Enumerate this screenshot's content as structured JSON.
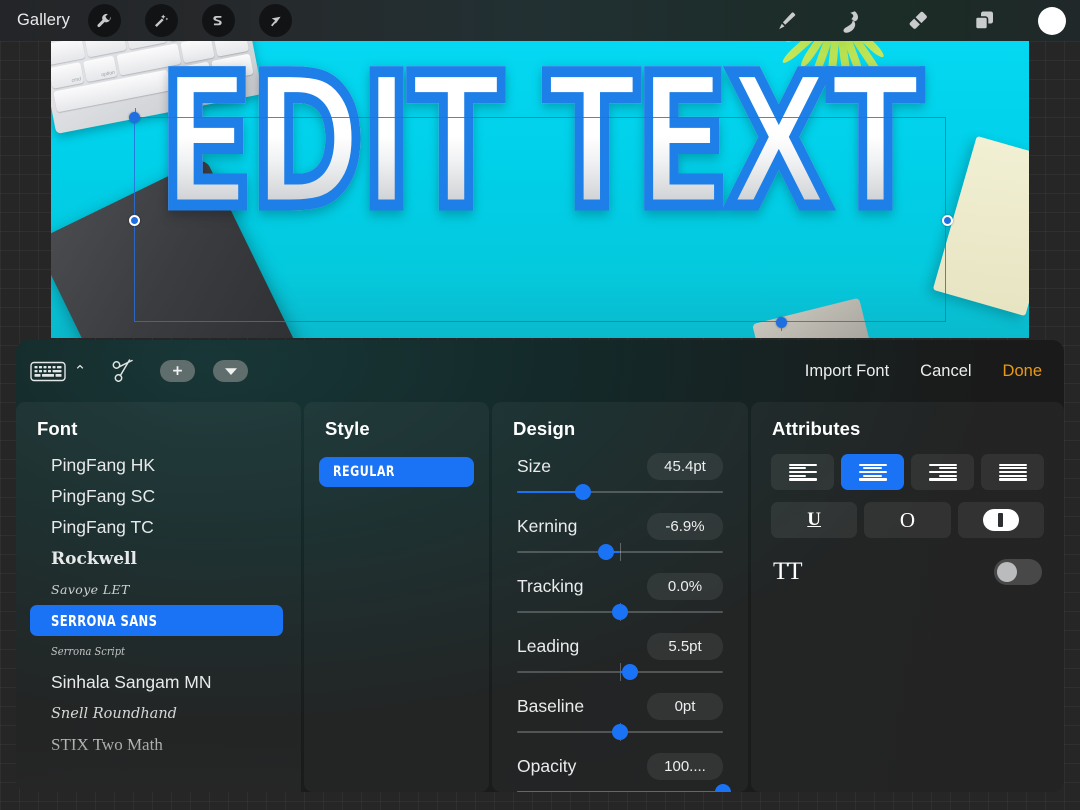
{
  "topbar": {
    "gallery_label": "Gallery",
    "left_tools": [
      {
        "name": "wrench-icon",
        "label": "Actions"
      },
      {
        "name": "magic-wand-icon",
        "label": "Adjustments"
      },
      {
        "name": "s-curve-icon",
        "label": "Selection"
      },
      {
        "name": "arrow-icon",
        "label": "Transform"
      }
    ],
    "right_tools": [
      {
        "name": "paintbrush-icon",
        "label": "Paint"
      },
      {
        "name": "smudge-icon",
        "label": "Smudge"
      },
      {
        "name": "eraser-icon",
        "label": "Erase"
      },
      {
        "name": "layers-icon",
        "label": "Layers"
      }
    ],
    "color_swatch": "#ffffff"
  },
  "canvas": {
    "headline_text": "EDIT TEXT",
    "background_color": "#00cfe8",
    "text_fill_top": "#ffffff",
    "text_fill_bottom": "#bcbfc3",
    "text_stroke_color": "#1f7fe8",
    "selection_color": "#1f6fe0"
  },
  "panel": {
    "header": {
      "keyboard_icon": "keyboard-icon",
      "chevron_up": "⌃",
      "scissors_icon": "scissors-icon",
      "add_icon": "plus-icon",
      "collapse_icon": "chevron-down-icon",
      "import_font_label": "Import Font",
      "cancel_label": "Cancel",
      "done_label": "Done",
      "done_color": "#e89a17"
    },
    "font": {
      "title": "Font",
      "selected": "SERRONA SANS",
      "accent": "#1a72f5",
      "items": [
        {
          "label": "PingFang HK",
          "style": "f-pingfang",
          "selected": false
        },
        {
          "label": "PingFang SC",
          "style": "f-pingfang",
          "selected": false
        },
        {
          "label": "PingFang TC",
          "style": "f-pingfang",
          "selected": false
        },
        {
          "label": "Rockwell",
          "style": "f-rockwell",
          "selected": false
        },
        {
          "label": "Savoye LET",
          "style": "f-script",
          "selected": false
        },
        {
          "label": "SERRONA SANS",
          "style": "f-serrona",
          "selected": true
        },
        {
          "label": "Serrona Script",
          "style": "f-serrona-script",
          "selected": false
        },
        {
          "label": "Sinhala Sangam MN",
          "style": "f-pingfang",
          "selected": false
        },
        {
          "label": "Snell Roundhand",
          "style": "f-snell",
          "selected": false
        },
        {
          "label": "STIX Two Math",
          "style": "f-stix",
          "selected": false
        }
      ]
    },
    "style": {
      "title": "Style",
      "items": [
        {
          "label": "REGULAR",
          "selected": true
        }
      ]
    },
    "design": {
      "title": "Design",
      "rows": [
        {
          "label": "Size",
          "value": "45.4pt",
          "percent": 32,
          "bipolar": false
        },
        {
          "label": "Kerning",
          "value": "-6.9%",
          "percent": 43,
          "bipolar": true
        },
        {
          "label": "Tracking",
          "value": "0.0%",
          "percent": 50,
          "bipolar": true
        },
        {
          "label": "Leading",
          "value": "5.5pt",
          "percent": 55,
          "bipolar": true
        },
        {
          "label": "Baseline",
          "value": "0pt",
          "percent": 50,
          "bipolar": true
        },
        {
          "label": "Opacity",
          "value": "100....",
          "percent": 100,
          "bipolar": false
        }
      ]
    },
    "attributes": {
      "title": "Attributes",
      "alignment": [
        {
          "name": "align-left-icon",
          "label": "Align left",
          "active": false
        },
        {
          "name": "align-center-icon",
          "label": "Align center",
          "active": true
        },
        {
          "name": "align-right-icon",
          "label": "Align right",
          "active": false
        },
        {
          "name": "align-justify-icon",
          "label": "Justify",
          "active": false
        }
      ],
      "styles": [
        {
          "name": "underline-icon",
          "label": "U",
          "active": false
        },
        {
          "name": "outline-icon",
          "label": "O",
          "active": false
        },
        {
          "name": "fill-pill-icon",
          "label": "",
          "active": false
        }
      ],
      "capitalization": {
        "label": "TT",
        "enabled": false
      }
    }
  }
}
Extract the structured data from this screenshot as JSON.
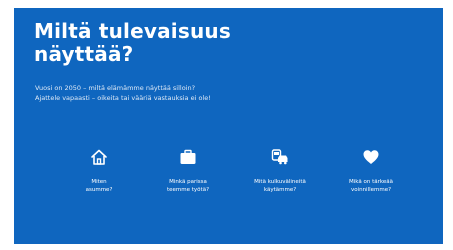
{
  "slide": {
    "title": "Miltä tulevaisuus näyttää?",
    "intro_line1": "Vuosi on 2050 – miltä elämämme näyttää silloin?",
    "intro_line2": "Ajattele vapaasti – oikeita tai vääriä vastauksia ei ole!"
  },
  "colors": {
    "panel_background": "#0f66bf",
    "text": "#ffffff"
  },
  "topics": [
    {
      "icon": "home-icon",
      "label": "Miten\nasumme?"
    },
    {
      "icon": "briefcase-icon",
      "label": "Minkä parissa\nteemme työtä?"
    },
    {
      "icon": "vehicles-icon",
      "label": "Mitä kulkuvälineitä\nkäytämme?"
    },
    {
      "icon": "heart-icon",
      "label": "Mikä on tärkeää\nvoinnillemme?"
    }
  ]
}
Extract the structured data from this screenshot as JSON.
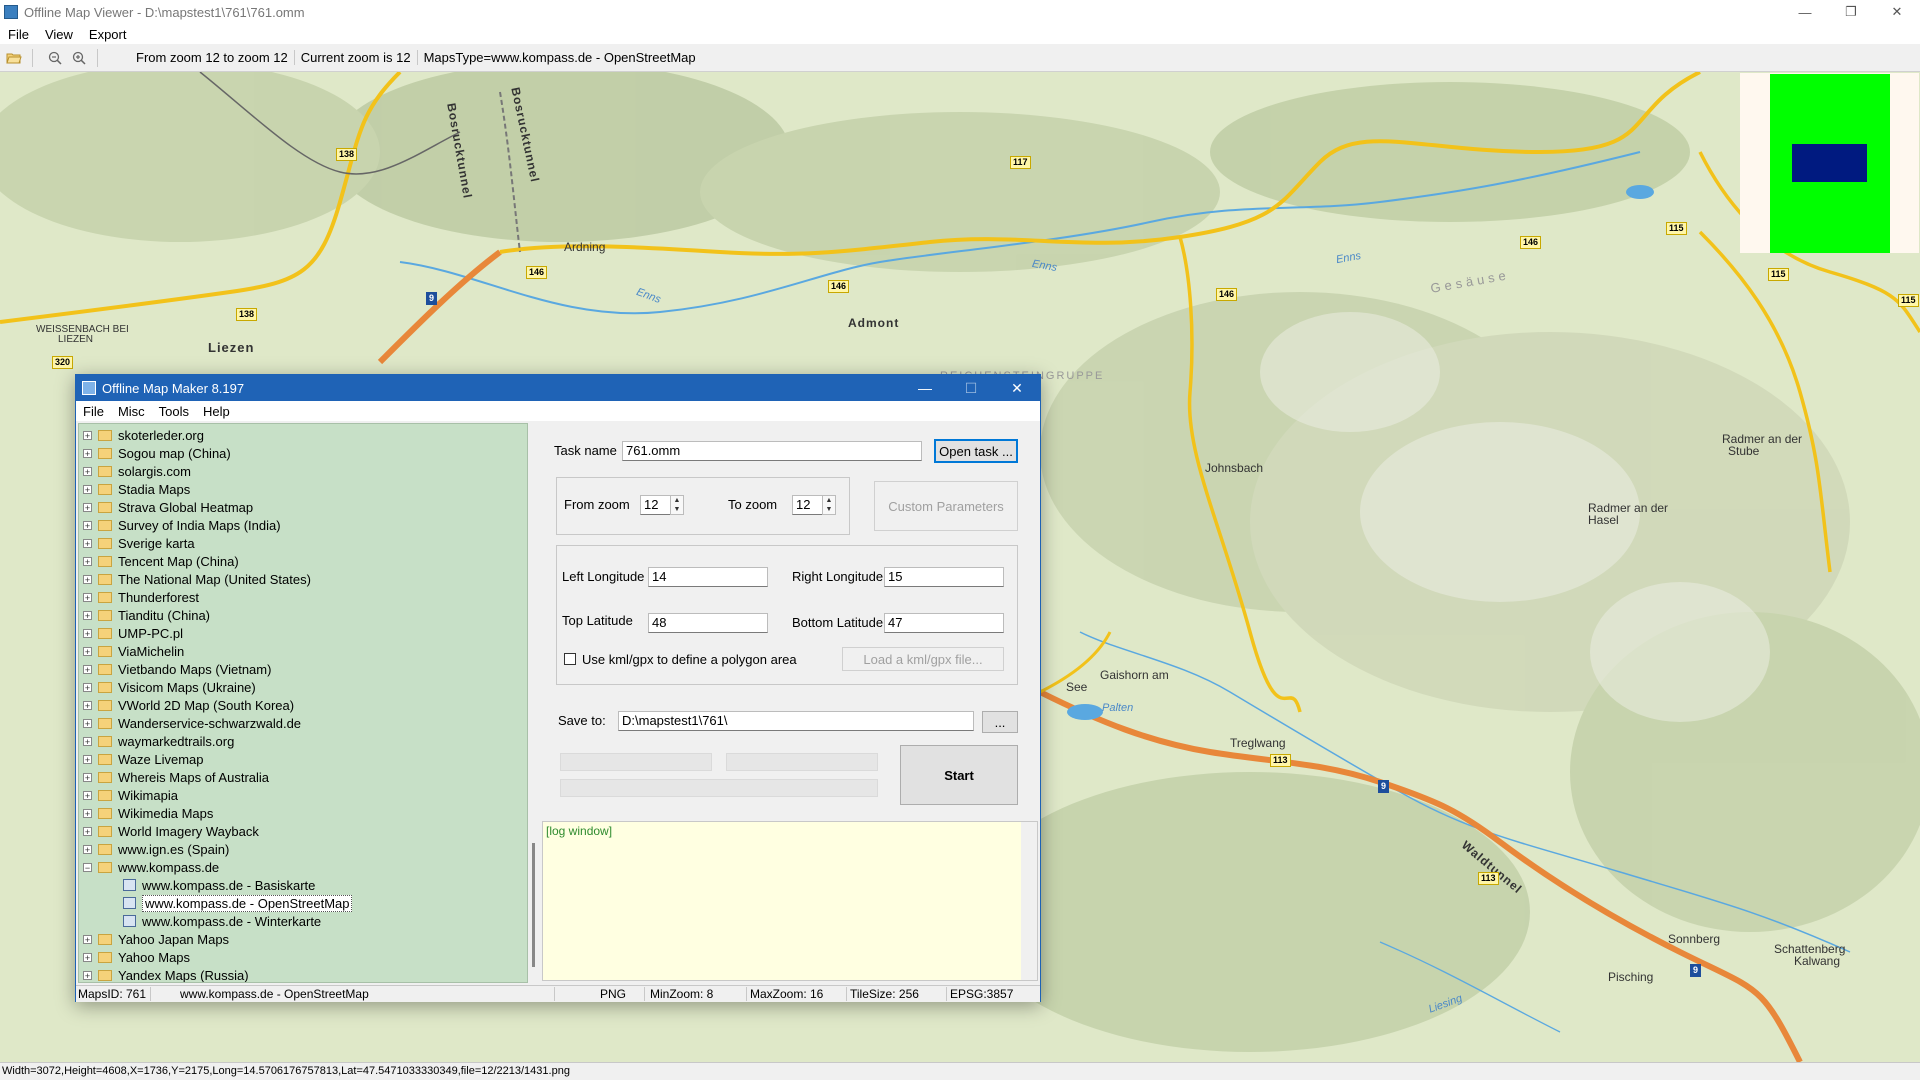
{
  "window": {
    "title": "Offline Map Viewer - D:\\mapstest1\\761\\761.omm",
    "minimize": "—",
    "maximize": "❐",
    "close": "✕"
  },
  "menu": [
    "File",
    "View",
    "Export"
  ],
  "toolbar": {
    "open_icon": "folder-open-icon",
    "zoom_range": "From zoom 12 to zoom 12",
    "current_zoom": "Current zoom is 12",
    "maps_type": "MapsType=www.kompass.de - OpenStreetMap"
  },
  "map": {
    "labels": {
      "bosrucktunnel1": "Bosrucktunnel",
      "bosrucktunnel2": "Bosrucktunnel",
      "ardning": "Ardning",
      "admont": "Admont",
      "weissenbach": "WEISSENBACH BEI",
      "liezen_small": "LIEZEN",
      "liezen": "Liezen",
      "enns1": "Enns",
      "enns2": "Enns",
      "enns3": "Enns",
      "gesause": "Gesäuse",
      "reichenstein": "REICHENSTEINGRUPPE",
      "johnsbach": "Johnsbach",
      "radmer_stube1": "Radmer an der",
      "radmer_stube2": "Stube",
      "radmer_hasel1": "Radmer an der",
      "radmer_hasel2": "Hasel",
      "gaishorn1": "Gaishorn am",
      "gaishorn2": "See",
      "palten": "Palten",
      "treglwang": "Treglwang",
      "waldtunnel": "Waldtunnel",
      "sonnberg": "Sonnberg",
      "schattenberg1": "Schattenberg",
      "schattenberg2": "Kalwang",
      "pisching": "Pisching",
      "liesing": "Liesing"
    },
    "roads": {
      "r138a": "138",
      "r138b": "138",
      "r117": "117",
      "r146a": "146",
      "r146b": "146",
      "r146c": "146",
      "r146d": "146",
      "r115a": "115",
      "r115b": "115",
      "r115c": "115",
      "r320": "320",
      "r113a": "113",
      "r113b": "113",
      "a9a": "9",
      "a9b": "9",
      "a9c": "9"
    },
    "colors": {
      "terrain": "#dfe8c8",
      "main_road": "#f2c21a",
      "motorway": "#e8873a",
      "river": "#5aa8e0"
    }
  },
  "status_bar": "Width=3072,Height=4608,X=1736,Y=2175,Long=14.5706176757813,Lat=47.5471033330349,file=12/2213/1431.png",
  "dialog": {
    "title": "Offline Map Maker 8.197",
    "minimize": "—",
    "maximize": "☐",
    "close": "✕",
    "menu": [
      "File",
      "Misc",
      "Tools",
      "Help"
    ],
    "tree": [
      {
        "label": "skoterleder.org",
        "type": "folder"
      },
      {
        "label": "Sogou map (China)",
        "type": "folder"
      },
      {
        "label": "solargis.com",
        "type": "folder"
      },
      {
        "label": "Stadia Maps",
        "type": "folder"
      },
      {
        "label": "Strava Global Heatmap",
        "type": "folder"
      },
      {
        "label": "Survey of India Maps (India)",
        "type": "folder"
      },
      {
        "label": "Sverige karta",
        "type": "folder"
      },
      {
        "label": "Tencent Map (China)",
        "type": "folder"
      },
      {
        "label": "The National Map (United States)",
        "type": "folder"
      },
      {
        "label": "Thunderforest",
        "type": "folder"
      },
      {
        "label": "Tianditu (China)",
        "type": "folder"
      },
      {
        "label": "UMP-PC.pl",
        "type": "folder"
      },
      {
        "label": "ViaMichelin",
        "type": "folder"
      },
      {
        "label": "Vietbando Maps (Vietnam)",
        "type": "folder"
      },
      {
        "label": "Visicom Maps (Ukraine)",
        "type": "folder"
      },
      {
        "label": "VWorld 2D Map (South Korea)",
        "type": "folder"
      },
      {
        "label": "Wanderservice-schwarzwald.de",
        "type": "folder"
      },
      {
        "label": "waymarkedtrails.org",
        "type": "folder"
      },
      {
        "label": "Waze Livemap",
        "type": "folder"
      },
      {
        "label": "Whereis Maps of Australia",
        "type": "folder"
      },
      {
        "label": "Wikimapia",
        "type": "folder"
      },
      {
        "label": "Wikimedia Maps",
        "type": "folder"
      },
      {
        "label": "World Imagery Wayback",
        "type": "folder"
      },
      {
        "label": "www.ign.es (Spain)",
        "type": "folder"
      },
      {
        "label": "www.kompass.de",
        "type": "folder-open"
      },
      {
        "label": "www.kompass.de - Basiskarte",
        "type": "map"
      },
      {
        "label": "www.kompass.de - OpenStreetMap",
        "type": "map",
        "selected": true
      },
      {
        "label": "www.kompass.de - Winterkarte",
        "type": "map"
      },
      {
        "label": "Yahoo Japan Maps",
        "type": "folder"
      },
      {
        "label": "Yahoo Maps",
        "type": "folder"
      },
      {
        "label": "Yandex Maps (Russia)",
        "type": "folder"
      }
    ],
    "form": {
      "task_name_label": "Task name",
      "task_name_value": "761.omm",
      "open_task": "Open task ...",
      "from_zoom_label": "From zoom",
      "from_zoom_value": "12",
      "to_zoom_label": "To zoom",
      "to_zoom_value": "12",
      "custom_params": "Custom Parameters",
      "left_lon_label": "Left Longitude",
      "left_lon_value": "14",
      "right_lon_label": "Right Longitude",
      "right_lon_value": "15",
      "top_lat_label": "Top Latitude",
      "top_lat_value": "48",
      "bottom_lat_label": "Bottom Latitude",
      "bottom_lat_value": "47",
      "kml_checkbox_label": "Use kml/gpx to define a polygon area",
      "kml_checked": false,
      "load_kml": "Load a kml/gpx file...",
      "save_to_label": "Save to:",
      "save_to_value": "D:\\mapstest1\\761\\",
      "browse": "...",
      "start": "Start"
    },
    "log": "[log window]",
    "status": {
      "maps_id": "MapsID: 761",
      "maps_name": "www.kompass.de - OpenStreetMap",
      "format": "PNG",
      "min_zoom": "MinZoom: 8",
      "max_zoom": "MaxZoom: 16",
      "tile_size": "TileSize: 256",
      "epsg": "EPSG:3857"
    }
  }
}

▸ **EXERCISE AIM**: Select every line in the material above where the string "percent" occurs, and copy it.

▸ **SOLUTION FOR THIS EXERCISE**:
          "percent": 32,
          "percent": 43,
          "percent": 50,
          "percent": 55,
          "percent": 50,
          "percent": 100,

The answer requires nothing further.